(Element data from apps and pages)
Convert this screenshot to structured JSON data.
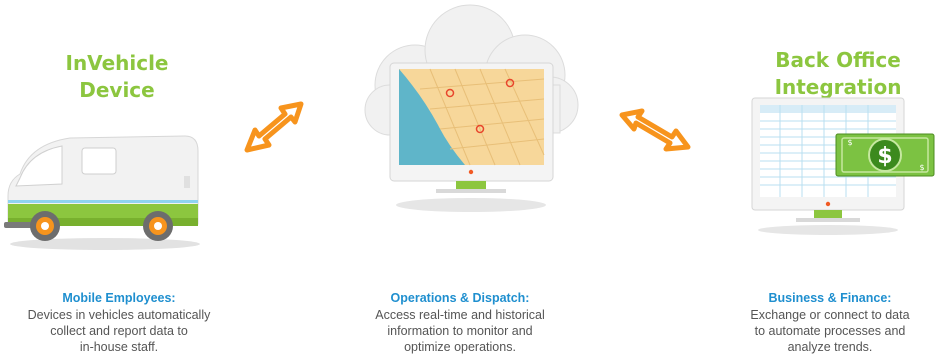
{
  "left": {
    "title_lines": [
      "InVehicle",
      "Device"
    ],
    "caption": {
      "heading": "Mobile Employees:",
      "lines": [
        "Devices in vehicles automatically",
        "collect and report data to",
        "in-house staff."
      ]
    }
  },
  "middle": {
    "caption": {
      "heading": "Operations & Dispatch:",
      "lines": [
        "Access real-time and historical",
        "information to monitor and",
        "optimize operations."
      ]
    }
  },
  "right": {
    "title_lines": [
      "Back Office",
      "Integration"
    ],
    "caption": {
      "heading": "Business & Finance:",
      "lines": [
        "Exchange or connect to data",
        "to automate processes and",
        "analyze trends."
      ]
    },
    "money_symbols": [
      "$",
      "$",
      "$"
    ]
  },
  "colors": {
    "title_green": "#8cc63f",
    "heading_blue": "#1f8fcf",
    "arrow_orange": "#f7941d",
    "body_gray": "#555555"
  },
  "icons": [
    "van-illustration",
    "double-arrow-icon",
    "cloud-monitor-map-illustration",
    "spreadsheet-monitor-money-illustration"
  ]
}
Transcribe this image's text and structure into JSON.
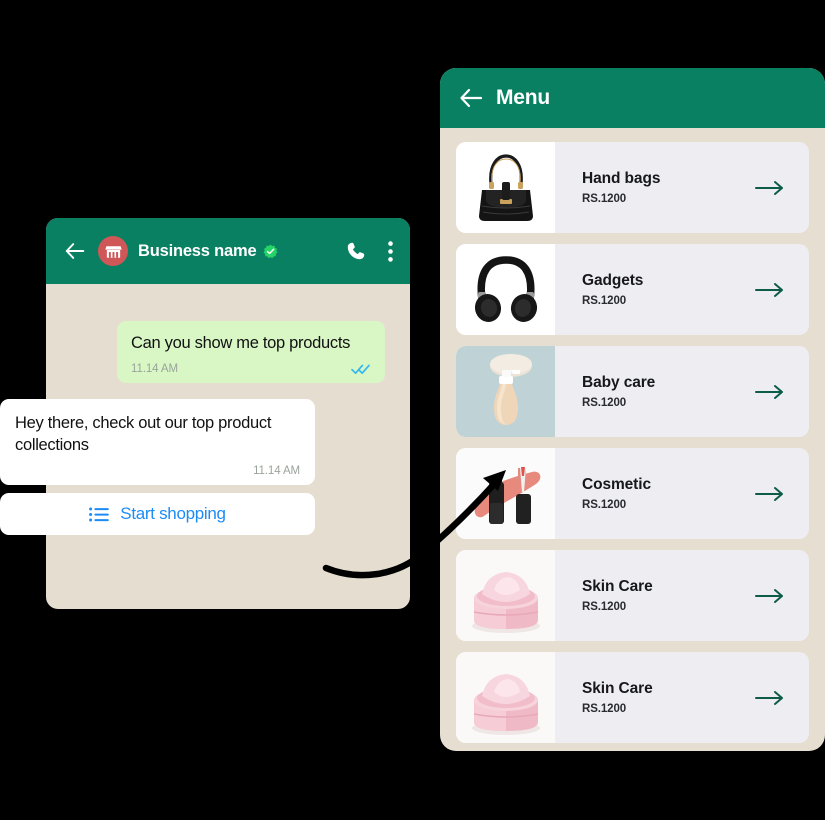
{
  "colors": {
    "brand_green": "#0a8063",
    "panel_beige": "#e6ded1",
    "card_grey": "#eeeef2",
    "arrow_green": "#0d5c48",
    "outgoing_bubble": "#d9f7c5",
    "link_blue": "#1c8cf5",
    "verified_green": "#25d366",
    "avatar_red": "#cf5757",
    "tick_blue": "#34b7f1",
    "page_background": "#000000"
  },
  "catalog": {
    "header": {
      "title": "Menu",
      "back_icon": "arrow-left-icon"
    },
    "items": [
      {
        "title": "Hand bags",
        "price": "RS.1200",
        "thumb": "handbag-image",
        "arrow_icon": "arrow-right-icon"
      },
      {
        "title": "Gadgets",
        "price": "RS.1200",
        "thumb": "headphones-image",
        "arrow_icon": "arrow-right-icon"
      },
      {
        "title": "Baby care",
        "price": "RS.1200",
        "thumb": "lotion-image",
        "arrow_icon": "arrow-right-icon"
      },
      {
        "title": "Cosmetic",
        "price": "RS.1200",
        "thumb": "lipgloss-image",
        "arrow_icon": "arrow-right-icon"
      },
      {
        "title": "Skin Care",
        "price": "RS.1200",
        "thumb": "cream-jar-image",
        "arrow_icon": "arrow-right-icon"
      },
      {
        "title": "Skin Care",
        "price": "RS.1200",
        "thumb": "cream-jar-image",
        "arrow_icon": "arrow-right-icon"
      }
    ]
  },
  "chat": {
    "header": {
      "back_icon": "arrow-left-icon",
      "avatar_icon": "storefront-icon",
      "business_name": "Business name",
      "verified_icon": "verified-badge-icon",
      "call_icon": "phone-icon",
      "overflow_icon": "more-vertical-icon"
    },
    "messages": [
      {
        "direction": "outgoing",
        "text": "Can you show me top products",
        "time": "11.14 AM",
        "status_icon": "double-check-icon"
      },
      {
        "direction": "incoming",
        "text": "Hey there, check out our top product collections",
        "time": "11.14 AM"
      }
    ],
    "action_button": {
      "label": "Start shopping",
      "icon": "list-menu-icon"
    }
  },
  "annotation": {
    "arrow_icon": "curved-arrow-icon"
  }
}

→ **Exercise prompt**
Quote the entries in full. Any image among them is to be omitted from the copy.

→ **Response below**
Convert this screenshot to structured JSON data.
{
  "left": {
    "title_lines": [
      "InVehicle",
      "Device"
    ],
    "caption": {
      "heading": "Mobile Employees:",
      "lines": [
        "Devices in vehicles automatically",
        "collect and report data to",
        "in-house staff."
      ]
    }
  },
  "middle": {
    "caption": {
      "heading": "Operations & Dispatch:",
      "lines": [
        "Access real-time and historical",
        "information to monitor and",
        "optimize operations."
      ]
    }
  },
  "right": {
    "title_lines": [
      "Back Office",
      "Integration"
    ],
    "caption": {
      "heading": "Business & Finance:",
      "lines": [
        "Exchange or connect to data",
        "to automate processes and",
        "analyze trends."
      ]
    },
    "money_symbols": [
      "$",
      "$",
      "$"
    ]
  },
  "colors": {
    "title_green": "#8cc63f",
    "heading_blue": "#1f8fcf",
    "arrow_orange": "#f7941d",
    "body_gray": "#555555"
  },
  "icons": [
    "van-illustration",
    "double-arrow-icon",
    "cloud-monitor-map-illustration",
    "spreadsheet-monitor-money-illustration"
  ]
}
Transcribe this image's text and structure into JSON.
{
  "colors": {
    "brand_green": "#0a8063",
    "panel_beige": "#e6ded1",
    "card_grey": "#eeeef2",
    "arrow_green": "#0d5c48",
    "outgoing_bubble": "#d9f7c5",
    "link_blue": "#1c8cf5",
    "verified_green": "#25d366",
    "avatar_red": "#cf5757",
    "tick_blue": "#34b7f1",
    "page_background": "#000000"
  },
  "catalog": {
    "header": {
      "title": "Menu",
      "back_icon": "arrow-left-icon"
    },
    "items": [
      {
        "title": "Hand bags",
        "price": "RS.1200",
        "thumb": "handbag-image",
        "arrow_icon": "arrow-right-icon"
      },
      {
        "title": "Gadgets",
        "price": "RS.1200",
        "thumb": "headphones-image",
        "arrow_icon": "arrow-right-icon"
      },
      {
        "title": "Baby care",
        "price": "RS.1200",
        "thumb": "lotion-image",
        "arrow_icon": "arrow-right-icon"
      },
      {
        "title": "Cosmetic",
        "price": "RS.1200",
        "thumb": "lipgloss-image",
        "arrow_icon": "arrow-right-icon"
      },
      {
        "title": "Skin Care",
        "price": "RS.1200",
        "thumb": "cream-jar-image",
        "arrow_icon": "arrow-right-icon"
      },
      {
        "title": "Skin Care",
        "price": "RS.1200",
        "thumb": "cream-jar-image",
        "arrow_icon": "arrow-right-icon"
      }
    ]
  },
  "chat": {
    "header": {
      "back_icon": "arrow-left-icon",
      "avatar_icon": "storefront-icon",
      "business_name": "Business name",
      "verified_icon": "verified-badge-icon",
      "call_icon": "phone-icon",
      "overflow_icon": "more-vertical-icon"
    },
    "messages": [
      {
        "direction": "outgoing",
        "text": "Can you show me top products",
        "time": "11.14 AM",
        "status_icon": "double-check-icon"
      },
      {
        "direction": "incoming",
        "text": "Hey there, check out our top product collections",
        "time": "11.14 AM"
      }
    ],
    "action_button": {
      "label": "Start shopping",
      "icon": "list-menu-icon"
    }
  },
  "annotation": {
    "arrow_icon": "curved-arrow-icon"
  }
}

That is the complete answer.